#### [What the task requires]
Every line in the data below that includes "JSON" belongs in the answer, copied as it stands.

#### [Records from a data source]
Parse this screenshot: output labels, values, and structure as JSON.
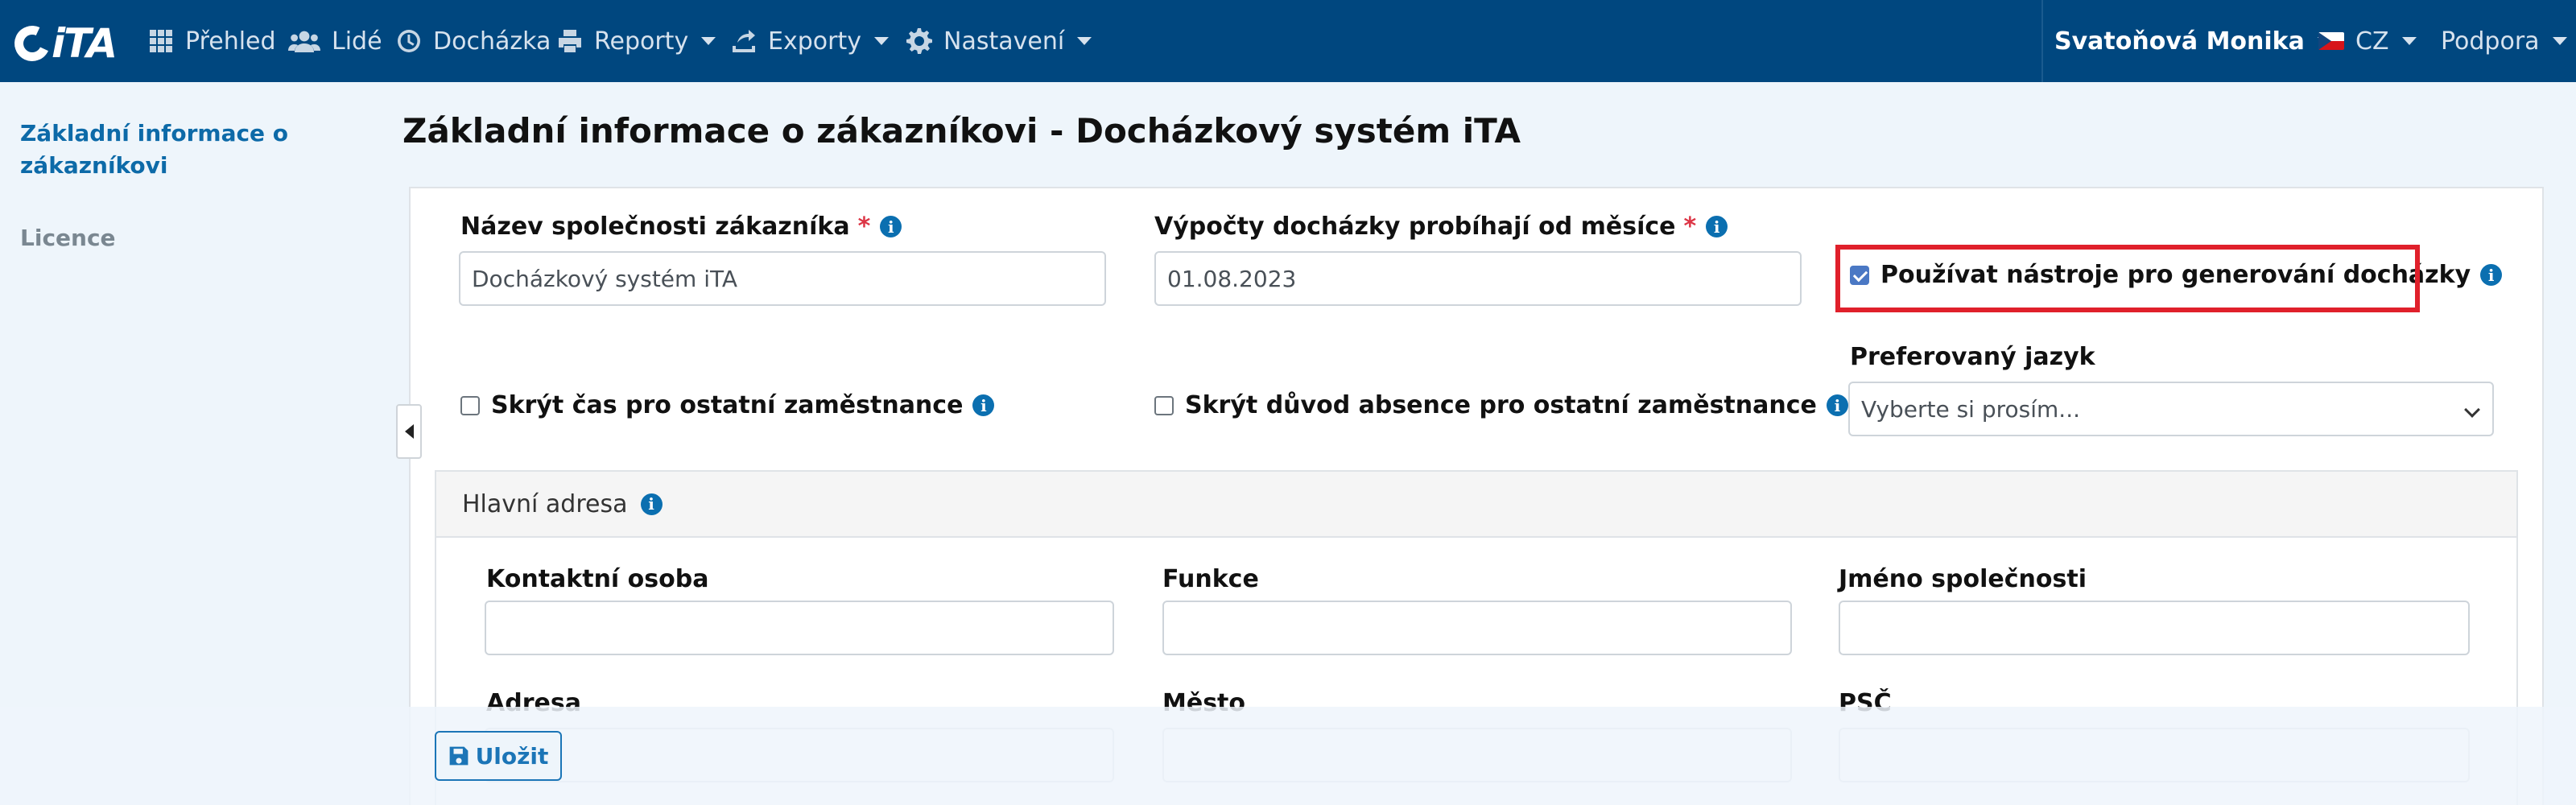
{
  "navbar": {
    "logo_text": "iTA",
    "items": [
      {
        "label": "Přehled",
        "icon": "grid-icon"
      },
      {
        "label": "Lidé",
        "icon": "users-icon"
      },
      {
        "label": "Docházka",
        "icon": "clock-icon"
      },
      {
        "label": "Reporty",
        "icon": "printer-icon"
      },
      {
        "label": "Exporty",
        "icon": "export-icon"
      },
      {
        "label": "Nastavení",
        "icon": "gear-icon"
      }
    ],
    "user_name": "Svatoňová Monika",
    "language": "CZ",
    "support": "Podpora",
    "colors": {
      "background": "#00477f"
    }
  },
  "sidebar": {
    "items": [
      {
        "label": "Základní informace o zákazníkovi",
        "active": true
      },
      {
        "label": "Licence",
        "active": false
      }
    ]
  },
  "main": {
    "title": "Základní informace o zákazníkovi - Docházkový systém iTA",
    "company_name": {
      "label": "Název společnosti zákazníka",
      "required_mark": "*",
      "value": "Docházkový systém iTA"
    },
    "calc_from": {
      "label": "Výpočty docházky probíhají od měsíce",
      "required_mark": "*",
      "value": "01.08.2023"
    },
    "use_tools": {
      "label": "Používat nástroje pro generování docházky",
      "checked": true
    },
    "hide_time": {
      "label": "Skrýt čas pro ostatní zaměstnance",
      "checked": false
    },
    "hide_absence": {
      "label": "Skrýt důvod absence pro ostatní zaměstnance",
      "checked": false
    },
    "preferred_language": {
      "label": "Preferovaný jazyk",
      "placeholder": "Vyberte si prosím..."
    },
    "address_section": {
      "title": "Hlavní adresa",
      "contact_person": {
        "label": "Kontaktní osoba",
        "value": ""
      },
      "function": {
        "label": "Funkce",
        "value": ""
      },
      "company": {
        "label": "Jméno společnosti",
        "value": ""
      },
      "address": {
        "label": "Adresa"
      },
      "city": {
        "label": "Město"
      },
      "zip": {
        "label": "PSČ"
      }
    },
    "save_label": "Uložit",
    "colors": {
      "highlight": "#e0202b",
      "link": "#0d6aa8",
      "required": "#dc3545"
    }
  }
}
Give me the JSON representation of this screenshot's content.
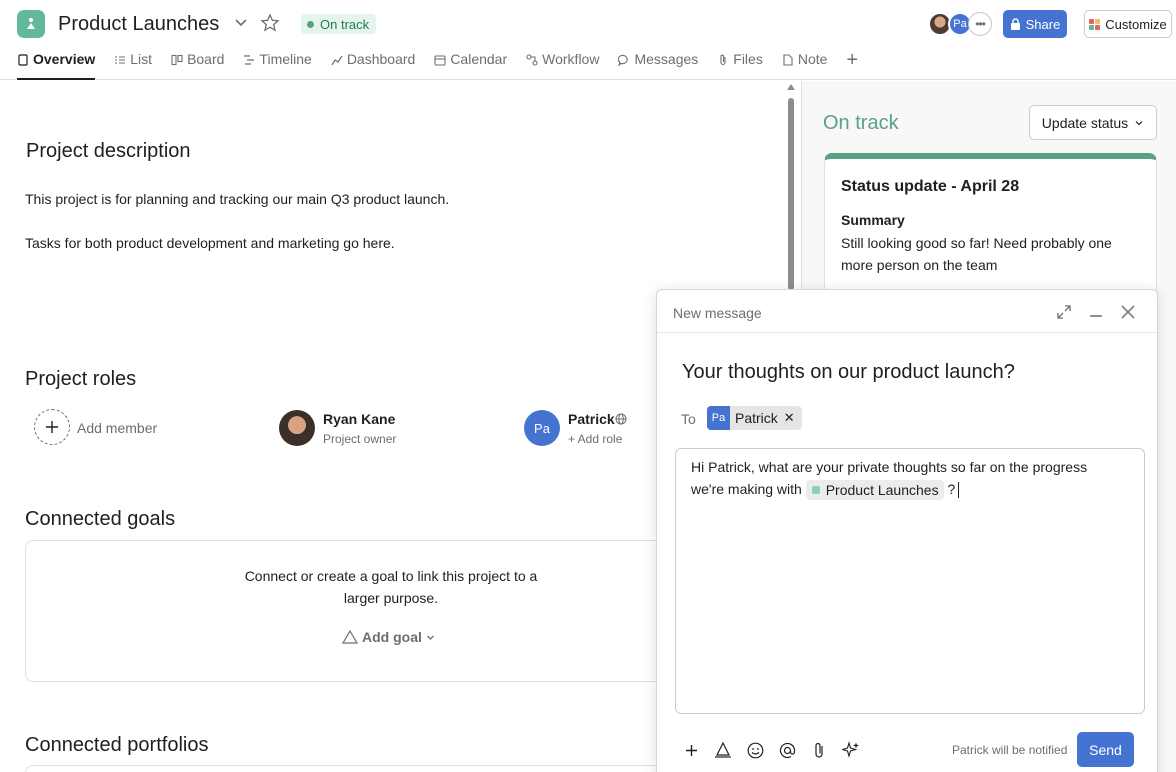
{
  "header": {
    "title": "Product Launches",
    "status": "On track",
    "avatar_initials": "Pa",
    "share_label": "Share",
    "customize_label": "Customize"
  },
  "tabs": [
    {
      "label": "Overview",
      "icon": "document-icon",
      "active": true
    },
    {
      "label": "List",
      "icon": "list-icon"
    },
    {
      "label": "Board",
      "icon": "board-icon"
    },
    {
      "label": "Timeline",
      "icon": "timeline-icon"
    },
    {
      "label": "Dashboard",
      "icon": "dashboard-icon"
    },
    {
      "label": "Calendar",
      "icon": "calendar-icon"
    },
    {
      "label": "Workflow",
      "icon": "workflow-icon"
    },
    {
      "label": "Messages",
      "icon": "message-icon"
    },
    {
      "label": "Files",
      "icon": "paperclip-icon"
    },
    {
      "label": "Note",
      "icon": "note-icon"
    }
  ],
  "description": {
    "heading": "Project description",
    "line1": "This project is for planning and tracking our main Q3 product launch.",
    "line2": "Tasks for both product development and marketing go here."
  },
  "roles": {
    "heading": "Project roles",
    "add_member": "Add member",
    "people": [
      {
        "name": "Ryan Kane",
        "role": "Project owner"
      },
      {
        "name": "Patrick",
        "initials": "Pa",
        "role": "+ Add role"
      }
    ]
  },
  "goals": {
    "heading": "Connected goals",
    "text": "Connect or create a goal to link this project to a larger purpose.",
    "add_goal": "Add goal"
  },
  "portfolios": {
    "heading": "Connected portfolios"
  },
  "status_panel": {
    "status": "On track",
    "update_button": "Update status",
    "card_title": "Status update - April 28",
    "summary_label": "Summary",
    "summary_text": "Still looking good so far! Need probably one more person on the team"
  },
  "composer": {
    "title": "New message",
    "subject": "Your thoughts on our product launch?",
    "to_label": "To",
    "recipient": {
      "initials": "Pa",
      "name": "Patrick"
    },
    "body_before": "Hi Patrick, what are your private thoughts so far on the progress we're making with",
    "mention": "Product Launches",
    "body_after": "?",
    "notified": "Patrick will be notified",
    "send_label": "Send"
  },
  "colors": {
    "accent_blue": "#4573d2",
    "status_green": "#58a182",
    "app_icon": "#62b99a"
  }
}
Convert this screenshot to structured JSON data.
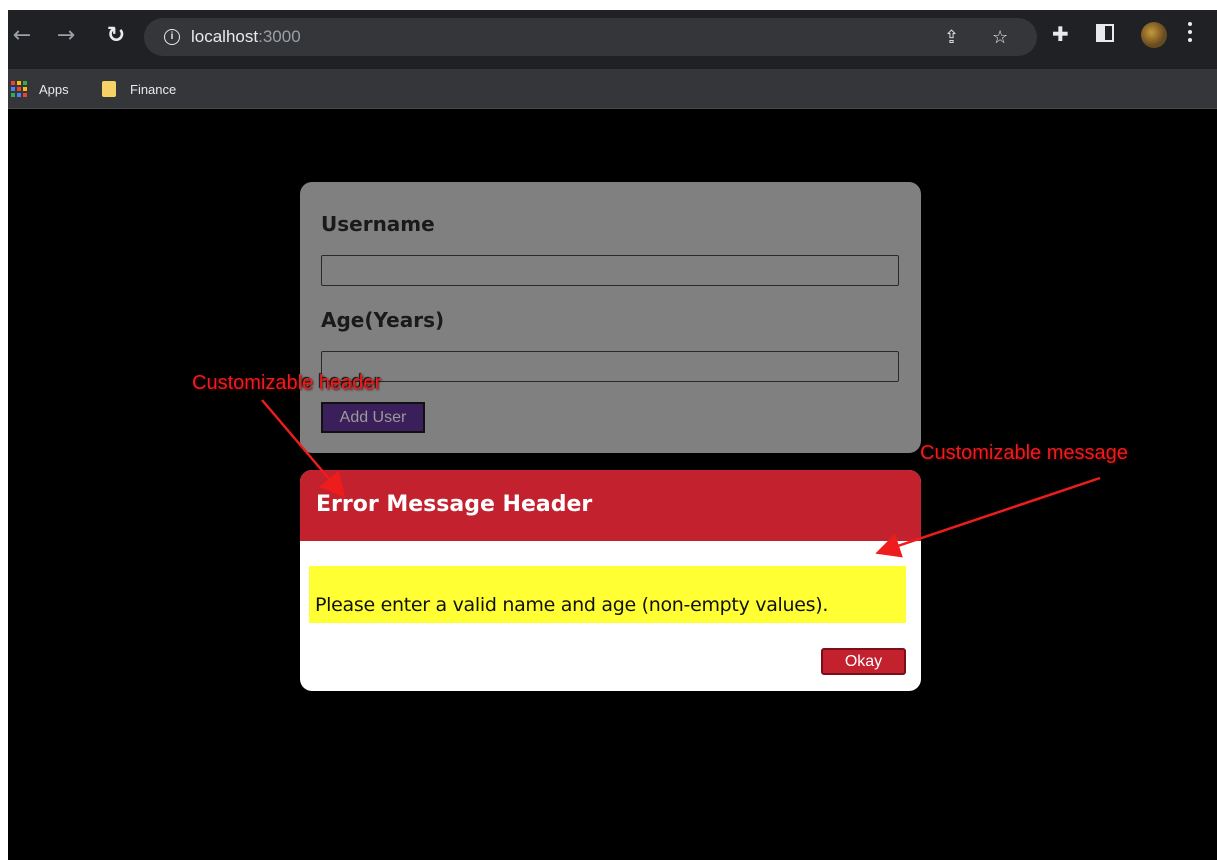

#### [Solution for this problem]
Parse this screenshot: output labels, values, and structure as JSON.
Give me the JSON representation of this screenshot's content.
Convert this screenshot to structured JSON data.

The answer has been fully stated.